I’ve been using Postgres db server for years in my day job. And for all those years I had a third party server installed on my Mac. But since Apple started bundling Postgres in Os X system I was thinking of ways to start using that one. Unfortunately it seems that Apple decided to make using it as hard as it’s possible so getting it to work needed some hacking.
The application I’m working with accesses db via network connection on localhost. So I needed to turn on listening on network interfaces. Postgres keeps it’s config file in /Library/Server/PostgreSQL/Data folder. You can find postgres.conf there. You need to edit this file and change two lines to show this:

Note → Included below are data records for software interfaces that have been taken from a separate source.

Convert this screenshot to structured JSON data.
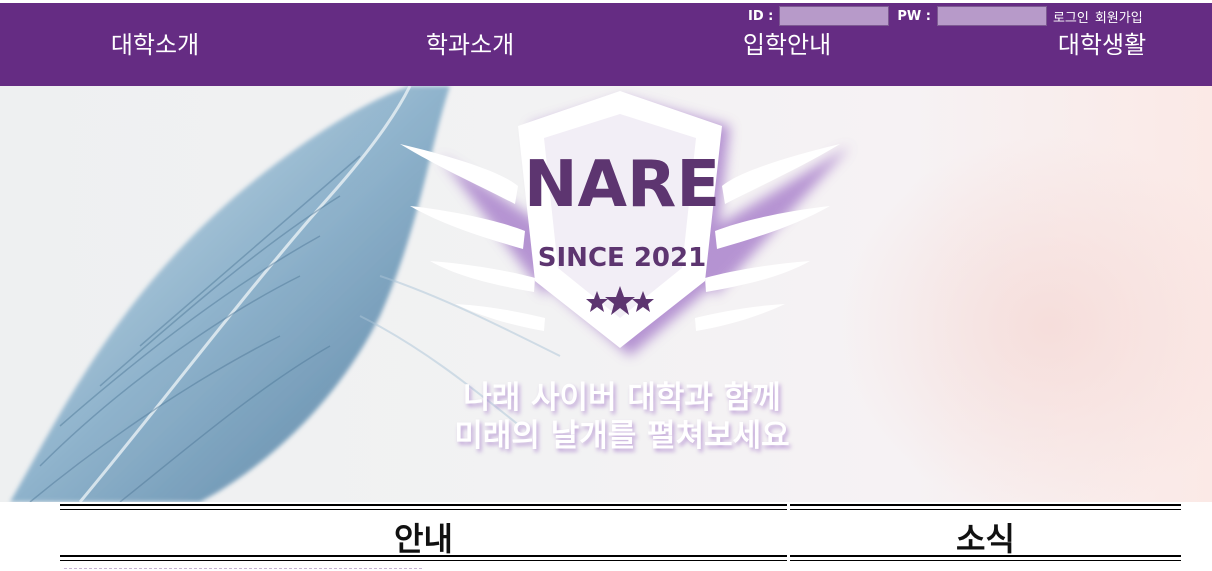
{
  "login": {
    "id_label": "ID :",
    "pw_label": "PW :",
    "login_link": "로그인",
    "signup_link": "회원가입",
    "id_value": "",
    "pw_value": ""
  },
  "nav": {
    "items": [
      {
        "label": "대학소개"
      },
      {
        "label": "학과소개"
      },
      {
        "label": "입학안내"
      },
      {
        "label": "대학생활"
      }
    ]
  },
  "hero": {
    "logo_title": "NARE",
    "logo_since": "SINCE 2021",
    "tagline_line1": "나래 사이버 대학과 함께",
    "tagline_line2": "미래의 날개를 펼쳐보세요"
  },
  "sections": [
    {
      "title": "안내"
    },
    {
      "title": "소식"
    }
  ],
  "colors": {
    "header": "#652c83",
    "input_bg": "#b79ac9",
    "logo_shadow": "#9b6cc4"
  }
}
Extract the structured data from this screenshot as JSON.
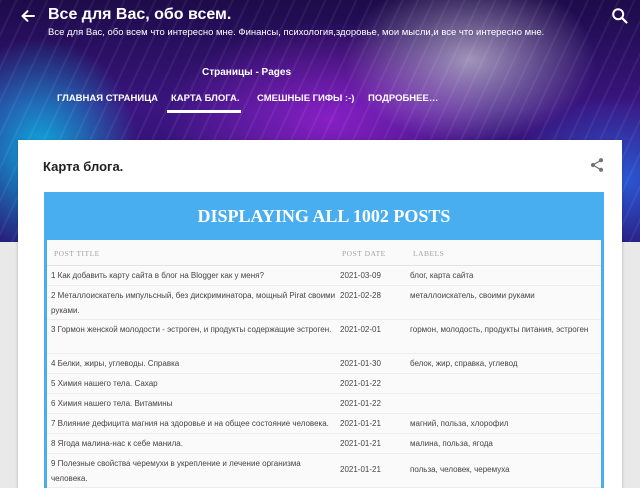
{
  "header": {
    "site_title": "Все для Вас, обо всем.",
    "site_description": "Все для Вас, обо всем что интересно мне. Финансы, психология,здоровье, мои мысли,и все что интересно мне.",
    "pages_title": "Страницы - Pages",
    "nav": [
      {
        "label": "ГЛАВНАЯ СТРАНИЦА",
        "active": false
      },
      {
        "label": "КАРТА БЛОГА.",
        "active": true
      },
      {
        "label": "СМЕШНЫЕ ГИФЫ :-)",
        "active": false
      },
      {
        "label": "ПОДРОБНЕЕ…",
        "active": false
      }
    ]
  },
  "post": {
    "title": "Карта блога."
  },
  "sitemap": {
    "heading": "DISPLAYING ALL 1002 POSTS",
    "columns": [
      "POST TITLE",
      "POST DATE",
      "LABELS"
    ],
    "rows": [
      {
        "title": "1  Как добавить карту сайта в блог на Blogger как у меня?",
        "date": "2021-03-09",
        "labels": "блог, карта сайта"
      },
      {
        "title": "2  Металлоискатель импульсный, без дискриминатора, мощный Pirat своими руками.",
        "date": "2021-02-28",
        "labels": "металлоискатель, своими руками"
      },
      {
        "title": "3  Гормон женской молодости - эстроген, и продукты содержащие эстроген.",
        "date": "2021-02-01",
        "labels": "гормон, молодость, продукты питания, эстроген"
      },
      {
        "title": "4   Белки, жиры, углеводы. Справка",
        "date": "2021-01-30",
        "labels": "белок, жир, справка, углевод"
      },
      {
        "title": "5  Химия нашего тела. Сахар",
        "date": "2021-01-22",
        "labels": ""
      },
      {
        "title": "6  Химия нашего тела. Витамины",
        "date": "2021-01-22",
        "labels": ""
      },
      {
        "title": "7  Влияние дефицита магния на здоровье и на общее состояние человека.",
        "date": "2021-01-21",
        "labels": "магний, польза, хлорофил"
      },
      {
        "title": "8  Ягода малина-нас к себе манила.",
        "date": "2021-01-21",
        "labels": "малина, польза, ягода"
      },
      {
        "title": "9   Полезные свойства черемухи в укрепление и лечение организма человека.",
        "date": "2021-01-21",
        "labels": "польза, человек, черемуха"
      }
    ]
  },
  "icons": {
    "back": "arrow-back-icon",
    "search": "search-icon",
    "share": "share-icon"
  },
  "colors": {
    "sitemap_accent": "#49aeef",
    "header_dark": "#2a0f6e"
  }
}
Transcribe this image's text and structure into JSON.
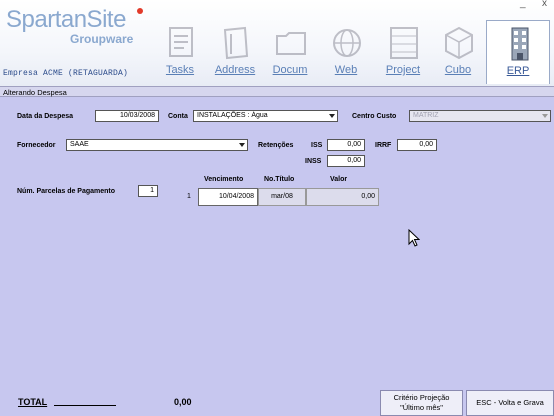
{
  "app": {
    "brand": "SpartanSite",
    "subtitle": "Groupware",
    "company": "Empresa ACME (RETAGUARDA)",
    "minimize": "_",
    "close": "x"
  },
  "nav": [
    {
      "label": "Tasks",
      "icon": "tasks-icon"
    },
    {
      "label": "Address",
      "icon": "address-book-icon"
    },
    {
      "label": "Docum",
      "icon": "folder-icon"
    },
    {
      "label": "Web",
      "icon": "globe-icon"
    },
    {
      "label": "Project",
      "icon": "project-icon"
    },
    {
      "label": "Cubo",
      "icon": "cube-icon"
    },
    {
      "label": "ERP",
      "icon": "building-icon",
      "active": true
    }
  ],
  "status": "Alterando Despesa",
  "form": {
    "data_label": "Data da Despesa",
    "data_value": "10/03/2008",
    "conta_label": "Conta",
    "conta_value": "INSTALAÇÕES : Água",
    "centro_label": "Centro Custo",
    "centro_value": "MATRIZ",
    "fornecedor_label": "Fornecedor",
    "fornecedor_value": "SAAE",
    "retencoes_label": "Retenções",
    "iss_label": "ISS",
    "iss_value": "0,00",
    "irrf_label": "IRRF",
    "irrf_value": "0,00",
    "inss_label": "INSS",
    "inss_value": "0,00",
    "parcelas_label": "Núm. Parcelas de Pagamento",
    "parcelas_value": "1"
  },
  "grid": {
    "headers": [
      "Vencimento",
      "No.Título",
      "Valor"
    ],
    "rows": [
      {
        "num": "1",
        "vencimento": "10/04/2008",
        "titulo": "mar/08",
        "valor": "0,00"
      }
    ]
  },
  "footer": {
    "total_label": "TOTAL",
    "total_value": "0,00",
    "criterio_line1": "Critério Projeção",
    "criterio_line2": "\"Último mês\"",
    "esc_label": "ESC - Volta e Grava"
  }
}
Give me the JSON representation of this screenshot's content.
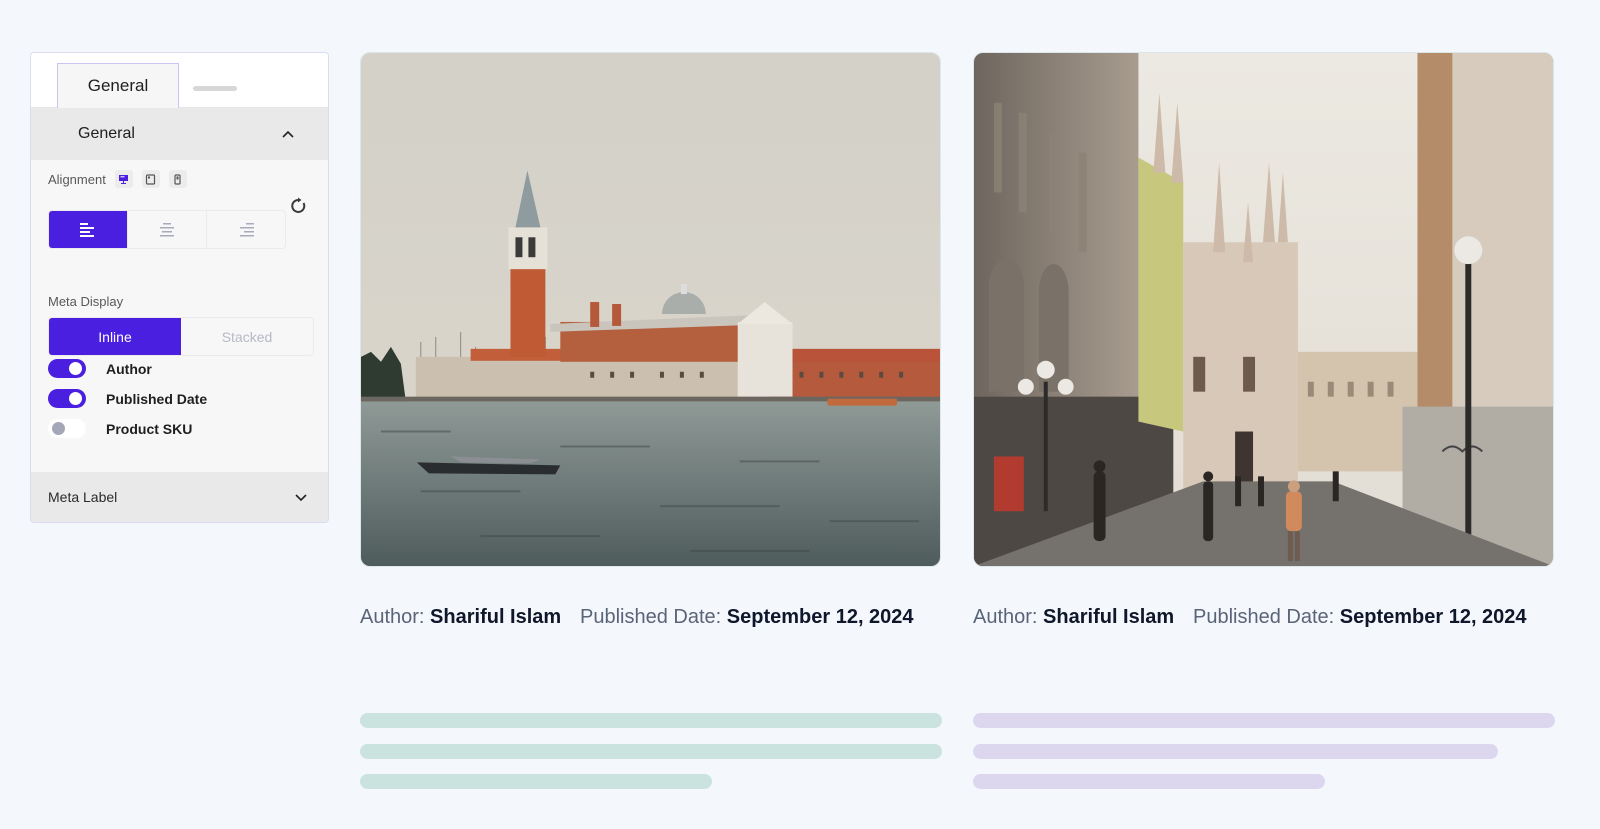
{
  "panel": {
    "tabs": [
      {
        "label": "General",
        "active": true
      },
      {
        "label": "",
        "active": false
      }
    ],
    "general_section": {
      "title": "General",
      "expanded": true,
      "alignment": {
        "label": "Alignment",
        "devices": [
          {
            "name": "desktop",
            "icon": "desktop-icon",
            "active": true
          },
          {
            "name": "tablet",
            "icon": "tablet-icon",
            "active": false
          },
          {
            "name": "mobile",
            "icon": "mobile-icon",
            "active": false
          }
        ],
        "options": [
          {
            "name": "left",
            "icon": "align-left-icon",
            "active": true
          },
          {
            "name": "center",
            "icon": "align-center-icon",
            "active": false
          },
          {
            "name": "right",
            "icon": "align-right-icon",
            "active": false
          }
        ],
        "reset_icon": "reset-icon"
      },
      "meta_display": {
        "label": "Meta Display",
        "options": [
          {
            "label": "Inline",
            "active": true
          },
          {
            "label": "Stacked",
            "active": false
          }
        ]
      },
      "toggles": [
        {
          "label": "Author",
          "on": true
        },
        {
          "label": "Published Date",
          "on": true
        },
        {
          "label": "Product SKU",
          "on": false
        }
      ]
    },
    "meta_label_section": {
      "title": "Meta Label",
      "expanded": false
    }
  },
  "cards": [
    {
      "image_alt": "Venice waterfront with San Giorgio Maggiore church and boats",
      "author_key": "Author:",
      "author_value": "Shariful Islam",
      "date_key": "Published Date:",
      "date_value": "September 12, 2024",
      "placeholder_lines": 3
    },
    {
      "image_alt": "Milan street leading to the Duomo cathedral with pedestrians",
      "author_key": "Author:",
      "author_value": "Shariful Islam",
      "date_key": "Published Date:",
      "date_value": "September 12, 2024",
      "placeholder_lines": 3
    }
  ],
  "colors": {
    "accent": "#4a1fe0",
    "page_bg": "#f4f7fc",
    "panel_bg": "#f7f7f7",
    "section_header_bg": "#e9e9e9",
    "card1_placeholder": "#cbe3de",
    "card2_placeholder": "#dcd7ef"
  }
}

port = 5432 # (change requires restart)
listen_addresses = '*' # what IP address(es) to listen on;
quick server restart:
# sudo serveradmin stop postgres
postgres:state = "STOPPED"
# sudo serveradmin start postgres
postgres:state = "RUNNING"
and… no luck. Still no connections are accepted on network interface. Checking settings:
# sudo serveradmin settings postgres
postgres:log_connections = "on"
postgres:unix_socket_directory = "/var/pgsql_socket"
postgres:listen_addresses = ""
postgres:unix_socket_group = "_postgres"
postgres:log_statement = "ddl"
postgres:log_line_prefix = "%t "
postgres:unix_socket_permissions = "0770"
postgres:log_lock_waits = "on"
postgres:logging_collector = "on"
postgres:log_filename = "PostgreSQL.log"
postgres:dataDir = "/Library/Server/PostgreSQL/Data"
postgres:log_directory = "/Library/Logs/PostgreSQL"
Shows that the listen_address parameter got somehow overwritten. It turns out that the server stores some parameters in plist files and those get priority over anything you set in postgres.conf file.
# sudo serveradmin set postgres:listen_addresses="*"
postgres:listen_addresses = "*"
changes that and now my application can access built in Postgres server on localhost.
But how about command line tools? Apple sets things up in a way that Postgres accepts socket connection only from users that belong to _postgres group. Now I needed to add myself to that group using dseditgroup command:
# sudo dseditgroup -o edit -a usertoaddtogroup -t user _postgres
and voila! I’ve gut running instance of Postgres (9.1.5) accepting connection from my application and letting me use all command line tools.